A High Court judge has ruled the PSNI's failure to conduct an overarching review of state collusion with a notorious loyalist gang breached its human rights obligations.
The independent Historic Enquiries Team (HET) had partially completed a probe into the activities of the Glenanne gang but its work was halted by PSNI commanders.
The HET had examined individual murders committed by the gang but had not undertaken an overarching thematic review of the collusion allegations.
The PSNI's decision to stop the HET review was challenged by way of judicial review by the family of Patrick Barnard, who was killed in a bomb blast in Dungannon in 1976.
The Glenanne gang was a UVF unit that counted rogue security force personnel among its members.
Primarily operating in Tyrone and Armagh, the gang has been blamed for around 130 sectarian murders during the 1970s and 1980s.
Delivering judgment at Belfast High Court, Judge Seamus Treacy found that changes made by the PSNI to how it investigated historic cases were "fundamentally inconsistent" with its obligations in the European Convention on Human Rights.
He also questioned the state's commitment to investigating cases that involved alleged collusion.
He was particularly critical of decisions taken by former PSNI chief constable Sir Matt Baggott.
The judge said the Barnard family had a "legitimate expectation" that a thematic probe into collusion would have been completed.
He said the police's treatment of them had been "unfair" in the "extreme".

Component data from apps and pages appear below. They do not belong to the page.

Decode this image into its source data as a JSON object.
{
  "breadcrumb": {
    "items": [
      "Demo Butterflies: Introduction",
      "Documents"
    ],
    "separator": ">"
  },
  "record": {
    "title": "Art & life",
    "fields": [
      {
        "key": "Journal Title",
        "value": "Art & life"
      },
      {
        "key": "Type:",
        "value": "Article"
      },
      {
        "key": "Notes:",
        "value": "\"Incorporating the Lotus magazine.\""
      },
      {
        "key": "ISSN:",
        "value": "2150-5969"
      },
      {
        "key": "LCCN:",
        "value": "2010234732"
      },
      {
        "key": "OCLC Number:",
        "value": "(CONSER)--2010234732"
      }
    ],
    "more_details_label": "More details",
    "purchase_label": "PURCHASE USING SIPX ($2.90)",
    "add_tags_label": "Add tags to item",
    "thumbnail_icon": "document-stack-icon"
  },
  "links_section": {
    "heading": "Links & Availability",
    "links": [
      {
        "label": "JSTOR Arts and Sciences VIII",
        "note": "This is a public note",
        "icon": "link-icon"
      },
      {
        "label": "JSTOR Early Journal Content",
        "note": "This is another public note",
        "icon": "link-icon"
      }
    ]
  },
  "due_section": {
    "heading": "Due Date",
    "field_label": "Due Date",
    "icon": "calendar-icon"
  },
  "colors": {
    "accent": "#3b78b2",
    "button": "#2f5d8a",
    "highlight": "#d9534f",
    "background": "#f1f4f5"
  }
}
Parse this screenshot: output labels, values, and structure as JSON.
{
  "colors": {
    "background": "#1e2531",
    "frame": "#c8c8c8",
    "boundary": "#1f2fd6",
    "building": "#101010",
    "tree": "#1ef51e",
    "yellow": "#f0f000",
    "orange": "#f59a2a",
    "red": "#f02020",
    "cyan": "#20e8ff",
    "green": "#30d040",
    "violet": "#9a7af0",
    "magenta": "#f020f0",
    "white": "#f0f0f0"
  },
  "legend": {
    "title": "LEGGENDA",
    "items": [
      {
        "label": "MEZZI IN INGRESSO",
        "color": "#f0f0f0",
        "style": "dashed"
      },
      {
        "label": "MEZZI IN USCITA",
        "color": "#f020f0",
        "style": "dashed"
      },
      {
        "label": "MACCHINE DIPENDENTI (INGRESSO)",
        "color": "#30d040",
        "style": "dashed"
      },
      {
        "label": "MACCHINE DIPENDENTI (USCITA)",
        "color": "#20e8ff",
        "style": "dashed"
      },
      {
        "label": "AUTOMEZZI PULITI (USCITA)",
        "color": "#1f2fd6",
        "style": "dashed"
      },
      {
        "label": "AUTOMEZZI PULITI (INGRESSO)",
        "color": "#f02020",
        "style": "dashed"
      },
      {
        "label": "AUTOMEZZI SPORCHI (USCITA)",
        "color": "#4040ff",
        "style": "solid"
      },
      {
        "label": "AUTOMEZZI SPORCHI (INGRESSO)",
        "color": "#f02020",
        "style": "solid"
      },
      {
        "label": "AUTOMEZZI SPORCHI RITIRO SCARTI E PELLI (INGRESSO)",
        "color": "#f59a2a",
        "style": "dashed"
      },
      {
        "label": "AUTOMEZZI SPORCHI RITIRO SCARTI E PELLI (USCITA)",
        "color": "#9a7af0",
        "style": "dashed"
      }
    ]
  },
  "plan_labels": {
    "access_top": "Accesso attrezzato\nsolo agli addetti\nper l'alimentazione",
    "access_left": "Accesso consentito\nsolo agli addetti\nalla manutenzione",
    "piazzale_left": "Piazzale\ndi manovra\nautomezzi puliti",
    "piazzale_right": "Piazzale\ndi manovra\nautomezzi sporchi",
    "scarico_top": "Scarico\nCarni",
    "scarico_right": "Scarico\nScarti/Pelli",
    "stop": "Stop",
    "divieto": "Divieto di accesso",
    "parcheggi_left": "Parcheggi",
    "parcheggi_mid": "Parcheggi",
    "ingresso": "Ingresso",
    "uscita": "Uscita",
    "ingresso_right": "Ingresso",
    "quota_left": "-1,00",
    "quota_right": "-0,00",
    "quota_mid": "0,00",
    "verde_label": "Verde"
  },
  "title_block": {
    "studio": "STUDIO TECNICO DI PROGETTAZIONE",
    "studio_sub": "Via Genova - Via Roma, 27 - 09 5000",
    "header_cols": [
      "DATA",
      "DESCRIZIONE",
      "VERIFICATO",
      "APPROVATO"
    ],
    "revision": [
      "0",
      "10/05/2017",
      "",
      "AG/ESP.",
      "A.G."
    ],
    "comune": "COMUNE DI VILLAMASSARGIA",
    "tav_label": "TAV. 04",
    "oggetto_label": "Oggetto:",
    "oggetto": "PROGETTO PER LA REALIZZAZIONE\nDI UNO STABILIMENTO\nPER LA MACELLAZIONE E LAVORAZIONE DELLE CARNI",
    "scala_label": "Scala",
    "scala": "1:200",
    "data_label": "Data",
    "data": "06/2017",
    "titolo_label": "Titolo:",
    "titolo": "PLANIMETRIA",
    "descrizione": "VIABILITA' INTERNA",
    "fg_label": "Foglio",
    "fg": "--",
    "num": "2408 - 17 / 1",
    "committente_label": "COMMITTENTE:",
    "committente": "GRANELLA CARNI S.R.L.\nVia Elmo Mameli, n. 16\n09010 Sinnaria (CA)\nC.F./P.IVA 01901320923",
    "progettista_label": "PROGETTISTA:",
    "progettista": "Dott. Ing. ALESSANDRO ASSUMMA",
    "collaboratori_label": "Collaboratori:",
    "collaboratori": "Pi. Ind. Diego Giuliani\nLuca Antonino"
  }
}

The judge placed the onus on the PSNI to offer an "appropriate form of relief" that would address the family's concerns.